▸ **TASK REQUIREMENTS**: Return the complete listing without omission.

===

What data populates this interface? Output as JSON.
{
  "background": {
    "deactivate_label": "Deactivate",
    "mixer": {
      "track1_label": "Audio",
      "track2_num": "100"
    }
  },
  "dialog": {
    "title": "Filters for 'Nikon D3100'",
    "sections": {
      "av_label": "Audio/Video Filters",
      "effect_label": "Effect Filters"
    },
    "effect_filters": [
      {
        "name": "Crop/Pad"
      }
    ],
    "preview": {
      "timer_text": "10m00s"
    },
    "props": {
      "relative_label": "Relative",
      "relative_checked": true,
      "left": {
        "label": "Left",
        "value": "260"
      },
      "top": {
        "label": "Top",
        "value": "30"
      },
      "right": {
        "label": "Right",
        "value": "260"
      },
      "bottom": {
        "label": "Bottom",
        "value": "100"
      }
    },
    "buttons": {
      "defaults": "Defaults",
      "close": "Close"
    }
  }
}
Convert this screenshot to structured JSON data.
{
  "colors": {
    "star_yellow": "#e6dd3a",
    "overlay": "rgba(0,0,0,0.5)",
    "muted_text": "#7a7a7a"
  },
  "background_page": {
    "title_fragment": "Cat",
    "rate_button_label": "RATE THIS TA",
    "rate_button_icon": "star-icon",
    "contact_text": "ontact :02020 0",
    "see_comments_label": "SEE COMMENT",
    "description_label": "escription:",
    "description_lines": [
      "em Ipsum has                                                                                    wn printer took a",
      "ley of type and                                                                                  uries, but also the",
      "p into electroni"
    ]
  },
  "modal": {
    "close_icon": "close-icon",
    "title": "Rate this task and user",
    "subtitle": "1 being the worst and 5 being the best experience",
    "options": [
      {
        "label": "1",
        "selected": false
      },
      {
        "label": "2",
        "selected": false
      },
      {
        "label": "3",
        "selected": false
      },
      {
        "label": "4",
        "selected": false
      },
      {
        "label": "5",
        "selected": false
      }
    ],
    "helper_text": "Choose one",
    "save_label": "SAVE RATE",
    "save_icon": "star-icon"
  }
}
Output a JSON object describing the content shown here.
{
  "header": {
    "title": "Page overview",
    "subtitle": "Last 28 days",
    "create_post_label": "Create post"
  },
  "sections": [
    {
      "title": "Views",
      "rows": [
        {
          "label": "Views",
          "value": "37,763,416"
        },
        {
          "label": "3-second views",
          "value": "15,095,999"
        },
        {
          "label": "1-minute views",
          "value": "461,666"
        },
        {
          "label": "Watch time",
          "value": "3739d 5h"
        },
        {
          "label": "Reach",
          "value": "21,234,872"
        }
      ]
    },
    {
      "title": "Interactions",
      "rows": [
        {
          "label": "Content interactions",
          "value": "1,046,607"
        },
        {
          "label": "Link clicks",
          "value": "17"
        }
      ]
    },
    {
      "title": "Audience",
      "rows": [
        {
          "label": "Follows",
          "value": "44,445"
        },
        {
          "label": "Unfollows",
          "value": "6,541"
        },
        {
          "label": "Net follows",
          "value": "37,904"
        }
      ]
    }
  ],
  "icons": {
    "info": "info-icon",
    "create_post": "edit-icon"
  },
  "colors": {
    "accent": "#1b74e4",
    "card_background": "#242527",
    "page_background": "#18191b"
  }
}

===

▸ **RESPONSE**:
What data populates this interface? Output as JSON.
{
  "background": {
    "deactivate_label": "Deactivate",
    "mixer": {
      "track1_label": "Audio",
      "track2_num": "100"
    }
  },
  "dialog": {
    "title": "Filters for 'Nikon D3100'",
    "sections": {
      "av_label": "Audio/Video Filters",
      "effect_label": "Effect Filters"
    },
    "effect_filters": [
      {
        "name": "Crop/Pad"
      }
    ],
    "preview": {
      "timer_text": "10m00s"
    },
    "props": {
      "relative_label": "Relative",
      "relative_checked": true,
      "left": {
        "label": "Left",
        "value": "260"
      },
      "top": {
        "label": "Top",
        "value": "30"
      },
      "right": {
        "label": "Right",
        "value": "260"
      },
      "bottom": {
        "label": "Bottom",
        "value": "100"
      }
    },
    "buttons": {
      "defaults": "Defaults",
      "close": "Close"
    }
  }
}
Convert this screenshot to structured JSON data.
{
  "colors": {
    "star_yellow": "#e6dd3a",
    "overlay": "rgba(0,0,0,0.5)",
    "muted_text": "#7a7a7a"
  },
  "background_page": {
    "title_fragment": "Cat",
    "rate_button_label": "RATE THIS TA",
    "rate_button_icon": "star-icon",
    "contact_text": "ontact :02020 0",
    "see_comments_label": "SEE COMMENT",
    "description_label": "escription:",
    "description_lines": [
      "em Ipsum has                                                                                    wn printer took a",
      "ley of type and                                                                                  uries, but also the",
      "p into electroni"
    ]
  },
  "modal": {
    "close_icon": "close-icon",
    "title": "Rate this task and user",
    "subtitle": "1 being the worst and 5 being the best experience",
    "options": [
      {
        "label": "1",
        "selected": false
      },
      {
        "label": "2",
        "selected": false
      },
      {
        "label": "3",
        "selected": false
      },
      {
        "label": "4",
        "selected": false
      },
      {
        "label": "5",
        "selected": false
      }
    ],
    "helper_text": "Choose one",
    "save_label": "SAVE RATE",
    "save_icon": "star-icon"
  }
}
Output a JSON object describing the content shown here.
{
  "header": {
    "title": "Page overview",
    "subtitle": "Last 28 days",
    "create_post_label": "Create post"
  },
  "sections": [
    {
      "title": "Views",
      "rows": [
        {
          "label": "Views",
          "value": "37,763,416"
        },
        {
          "label": "3-second views",
          "value": "15,095,999"
        },
        {
          "label": "1-minute views",
          "value": "461,666"
        },
        {
          "label": "Watch time",
          "value": "3739d 5h"
        },
        {
          "label": "Reach",
          "value": "21,234,872"
        }
      ]
    },
    {
      "title": "Interactions",
      "rows": [
        {
          "label": "Content interactions",
          "value": "1,046,607"
        },
        {
          "label": "Link clicks",
          "value": "17"
        }
      ]
    },
    {
      "title": "Audience",
      "rows": [
        {
          "label": "Follows",
          "value": "44,445"
        },
        {
          "label": "Unfollows",
          "value": "6,541"
        },
        {
          "label": "Net follows",
          "value": "37,904"
        }
      ]
    }
  ],
  "icons": {
    "info": "info-icon",
    "create_post": "edit-icon"
  },
  "colors": {
    "accent": "#1b74e4",
    "card_background": "#242527",
    "page_background": "#18191b"
  }
}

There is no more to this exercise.